News items this week include Linfox, productivity and the Hall of Fame, as well as a Technical Forum from the NHVR and a healthy truckie initiative.
Linfox has invested more than $50 million in a national supply chain hub, the national distribution centre incorporates secondary packaging facilities and is part of a broader plan to enhance the Australian pharmaceutical supply chain by bringing the latest technology to increase efficiency and transparency to supply chain processes. Aspen, MundiPharma, Perrigo and ResMed are now among the brands passing through Linfox’s 9,000m2, temperature controlled facility.
Located in New South Wales, the purpose-built facility has ambient, chilled and frozen storage areas. It caters to a range of ambient and temperature sensitive products and can hold up to 30,000 pallets.
Last weekend, Australia’s road transport community gathered in Alice Springs to celebrate the 21st annual National Road Transport Hall of Fame Reunion. More than 450 individuals from around the nation were on hand to acknowledge the unnoticed heroes who keep Australia moving.
69 individuals were inducted into the Shell Rimula Wall of Fame and father and son duo Gary Radford OAM and Stephen Radford OAM were named as the 2016 Icons of the Industry for their significant contributions to the road transport industry in Australia.
“The reunion is a wonderful opportunity for drivers from all over Australia to come together, support the award winners and inductees, and celebrate a lifetime of dedication to the trucking industry,” said Liz Martin, Chief Executive Officer of the National Road Transport Hall of Fame.

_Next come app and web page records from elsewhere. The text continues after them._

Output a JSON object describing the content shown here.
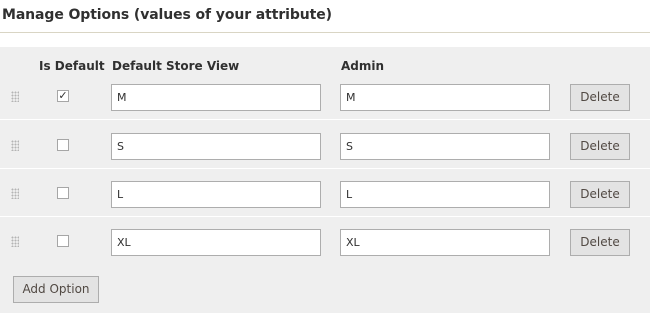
{
  "section_title": "Manage Options (values of your attribute)",
  "headers": {
    "is_default": "Is Default",
    "default_store_view": "Default Store View",
    "admin": "Admin"
  },
  "options": [
    {
      "is_default": true,
      "is_default_mark": "✓",
      "store_view": "M",
      "admin": "M",
      "delete_label": "Delete"
    },
    {
      "is_default": false,
      "is_default_mark": "",
      "store_view": "S",
      "admin": "S",
      "delete_label": "Delete"
    },
    {
      "is_default": false,
      "is_default_mark": "",
      "store_view": "L",
      "admin": "L",
      "delete_label": "Delete"
    },
    {
      "is_default": false,
      "is_default_mark": "",
      "store_view": "XL",
      "admin": "XL",
      "delete_label": "Delete"
    }
  ],
  "add_option_label": "Add Option",
  "icons": {
    "drag_handle": "drag-handle-icon",
    "checkmark": "checkmark-icon"
  },
  "colors": {
    "panel_bg": "#efefef",
    "button_bg": "#e3e3e3",
    "text": "#303030"
  }
}
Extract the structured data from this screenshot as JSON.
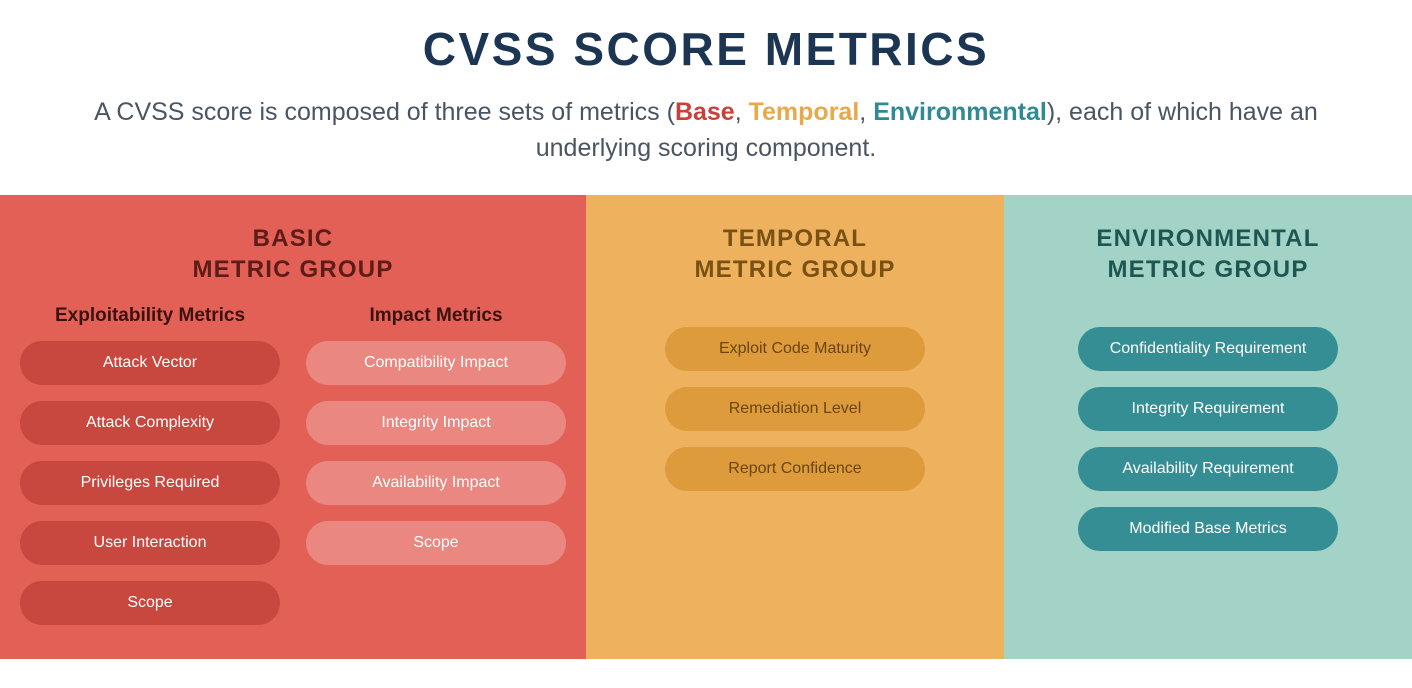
{
  "title": "CVSS SCORE METRICS",
  "subtitle": {
    "prefix": "A CVSS score is composed of three sets of metrics (",
    "base": "Base",
    "comma1": ", ",
    "temporal": "Temporal",
    "comma2": ", ",
    "environmental": "Environmental",
    "suffix": "), each of which have an underlying scoring component."
  },
  "groups": {
    "basic": {
      "title_line1": "BASIC",
      "title_line2": "METRIC GROUP",
      "exploitability": {
        "heading": "Exploitability Metrics",
        "items": [
          "Attack Vector",
          "Attack Complexity",
          "Privileges Required",
          "User Interaction",
          "Scope"
        ]
      },
      "impact": {
        "heading": "Impact Metrics",
        "items": [
          "Compatibility Impact",
          "Integrity Impact",
          "Availability Impact",
          "Scope"
        ]
      }
    },
    "temporal": {
      "title_line1": "TEMPORAL",
      "title_line2": "METRIC GROUP",
      "items": [
        "Exploit Code Maturity",
        "Remediation Level",
        "Report Confidence"
      ]
    },
    "environmental": {
      "title_line1": "ENVIRONMENTAL",
      "title_line2": "METRIC GROUP",
      "items": [
        "Confidentiality Requirement",
        "Integrity Requirement",
        "Availability Requirement",
        "Modified Base Metrics"
      ]
    }
  }
}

National Transport Commission CEO, Paul Retter, said operators, associations and government bodies will be asked to help the NTC develop a new framework to define and measure Australia’s land transport productivity. A framework to help governments and industry keep track of Australia’s land transport productivity performance could enable governments to make better laws and regulations, infrastructure investment decisions and operational improvements to Australia’s transport network.
“There is an old saying that you can’t really improve what you don’t measure,” said Retter. “This project will help us define and measure land transport productivity so we can ensure Australia’s strategies, action plans and future decisions deliver the benefits we need.”
The National Heavy Vehicle Regulator’s new technical forum is a key step to delivering safety and productivity improvements for the trucking industry, according to Australian Trucking Association CEO, Chris Melham.
“The ATA is a vocal supporter of practical measures to improve road safety and using technology to deliver safety and productivity improvements for the trucking industry,” said Melham. “We’re looking forward to the opportunity the new technical working group will provide to contribute to technical issues that impact on industry, such as the outcomes of the National Roadworthiness Survey and the National Heavy Vehicle Inspection Manual.
“The ATA has a long standing involvement in technical issues, and these can now be channelled to the NHVR through our participation in the new working group.”
The forum was also welcomed by the Commercial Vehicle Industry Association of Australia and its affiliate organisation, the Victorian Automobile Chamber of Commerce, saying it would provide industry advice on safety systems and technologies that are able to be applied to Australia’s heavy vehicle truck fleet.
A trucking health initiative, known as The Healthy Truckie, has been started by Ingrid Yuile, a health worker travelling around regional Australia. Ingrid works as a Sonographer and health coach, travelling to hospitals around regional Australia offering care to those who need it most.
“The idea for The Healthy Truckie came to me in November 2015 when working in Kingaroy,” said Ingrid. “I’ve met heaps of truckies all over the place but for some reason, Kingaroy is where inspiration struck. I was scanning fellas that had to stop working early because their blood sugar was out of control, or they have retired but are suffering the consequences of chronic disease developed over three decades of driving.”